[mer-i-dith] /ˈmɛr ɪ dɪθ/
George, 1828–1909, English novelist and poet.
James Howard, born 1933, U.S. civil rights advocate and author.
Owen, pen name of , 1st Earl Lytton.
Also, Meredyth. a male or female given name.
George. 1828–1909, English novelist and poet. His works, notable for their social satire and analysis of character, include the novels Beauchamp’s Career (1876) and The Egoist (1879) and the long tragic poem Modern Love (1862)
[meer-lee] /ˈmɪər li/ adverb 1. only as specified and nothing more; simply: merely a matter of form. 2. Obsolete. /ˈmɪəlɪ/ adverb 1. only; nothing more than adv. mid-15c., “entirely, purely,” from mere (adj.) + -ly (2). Meaning “and nothing more” is from 1580s.
exaltations, heights, a priest who returned from Babylon with Zerubbabel (Neh. 12:3), to whom were sent the sacred vessels (Ezra 8:33) belonging to the temple. He took part in rebuilding the walls of Jerusalem (Neh. 3:4).
[muh-reng-gey] /məˈrɛŋ geɪ/ noun 1. a ballroom dance of Dominican and Haitian origin, characterized by a stiff-legged, limping step. 2. the music for this dance. verb (used without object), merengued, merenguing. 3. to dance the merengue. /məˈrɛŋɡeɪ/ noun 1. a type of lively dance music originating in the Dominican Republic, which combines African and Spanish […]

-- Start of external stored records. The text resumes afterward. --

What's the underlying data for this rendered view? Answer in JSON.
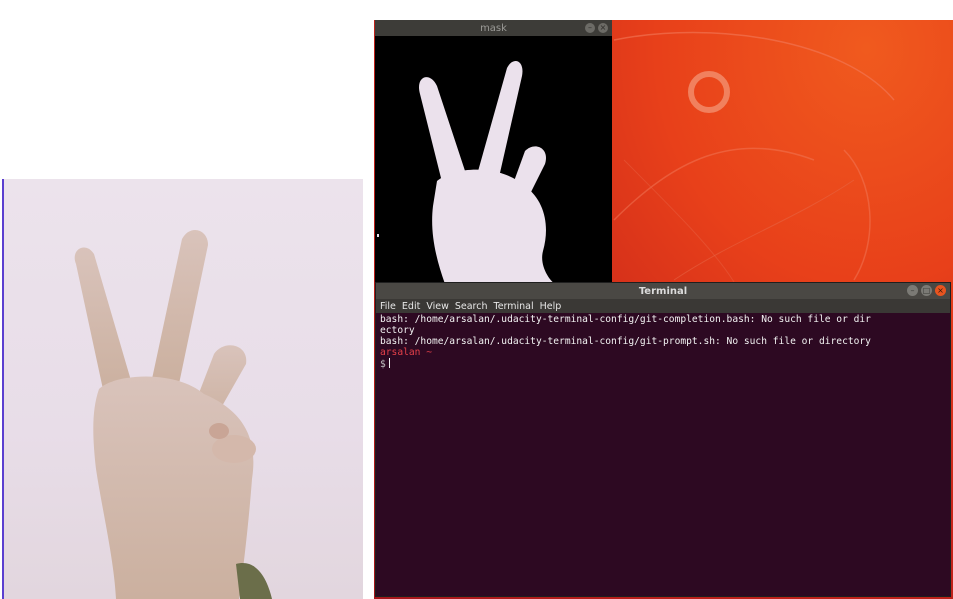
{
  "mask_window": {
    "title": "mask",
    "controls": [
      "–",
      "×"
    ]
  },
  "terminal": {
    "title": "Terminal",
    "controls": [
      "–",
      "□",
      "×"
    ],
    "menu": [
      "File",
      "Edit",
      "View",
      "Search",
      "Terminal",
      "Help"
    ],
    "lines": [
      "bash: /home/arsalan/.udacity-terminal-config/git-completion.bash: No such file or dir",
      "ectory",
      "bash: /home/arsalan/.udacity-terminal-config/git-prompt.sh: No such file or directory"
    ],
    "prompt_user": "arsalan ~",
    "prompt_symbol": "$"
  },
  "colors": {
    "terminal_bg": "#2d0922",
    "wallpaper_orange": "#e8401a",
    "prompt_red": "#e5404a"
  }
}
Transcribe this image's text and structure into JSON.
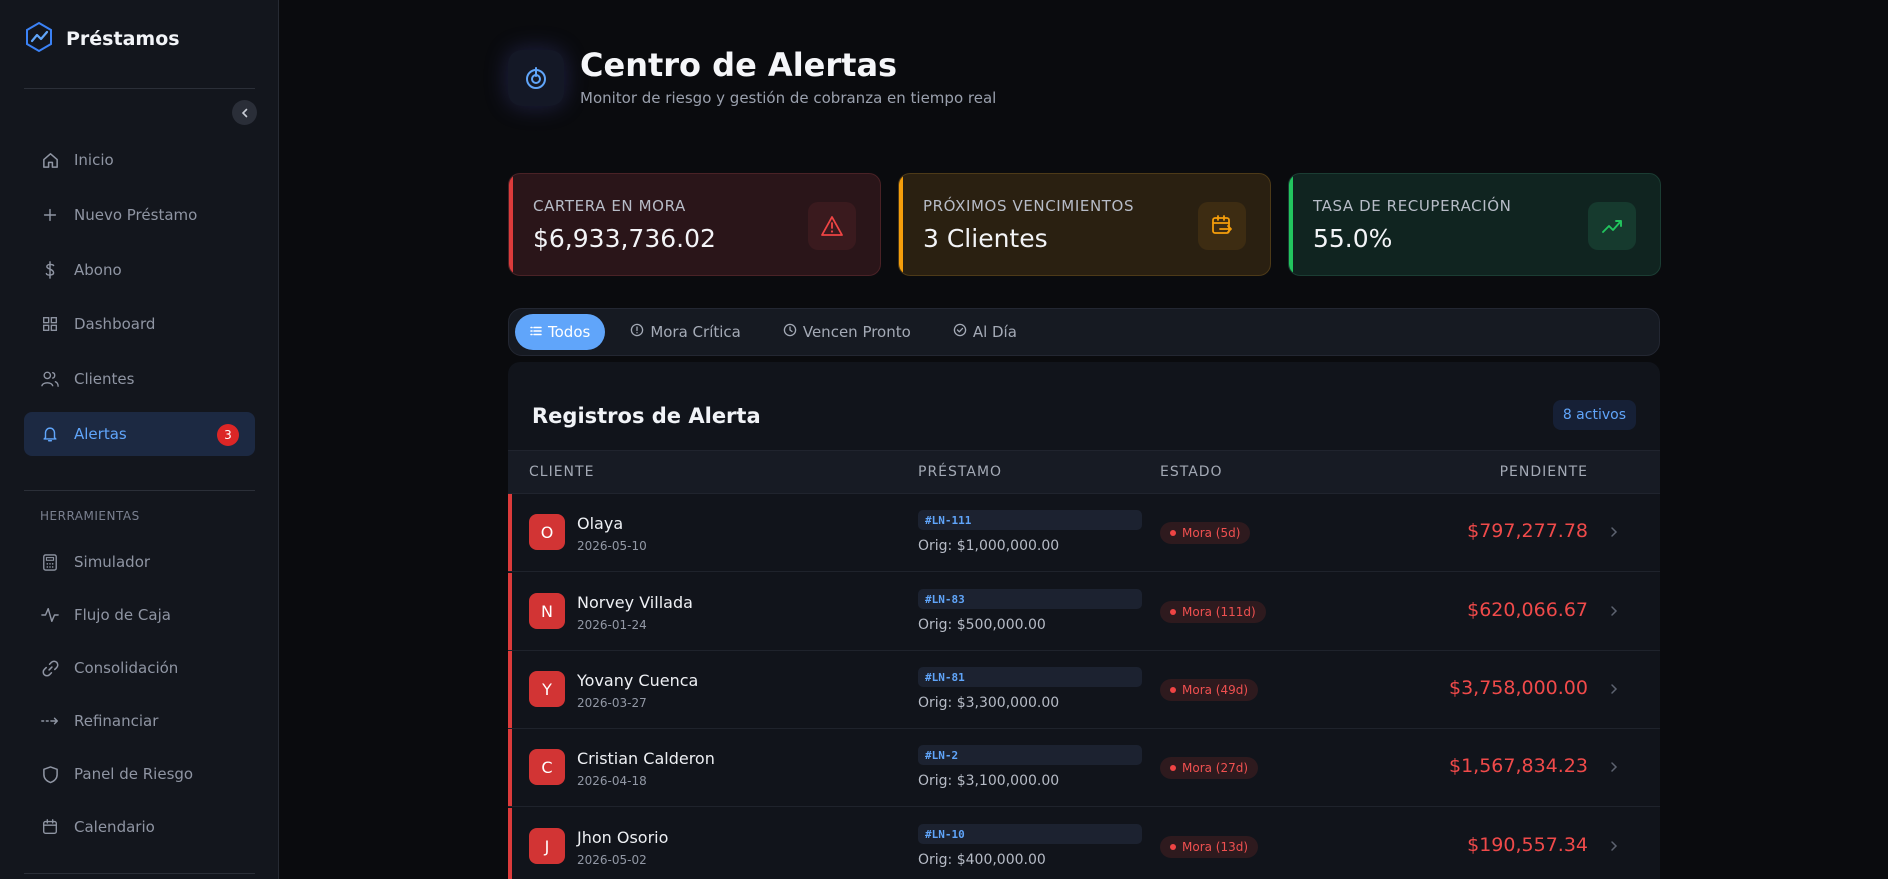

/ˌmiːrɪˈɒlədʒɪ/ noun 1. the formal study of the logical properties of the relation of part and whole noun Boolean algebra that excludes the null class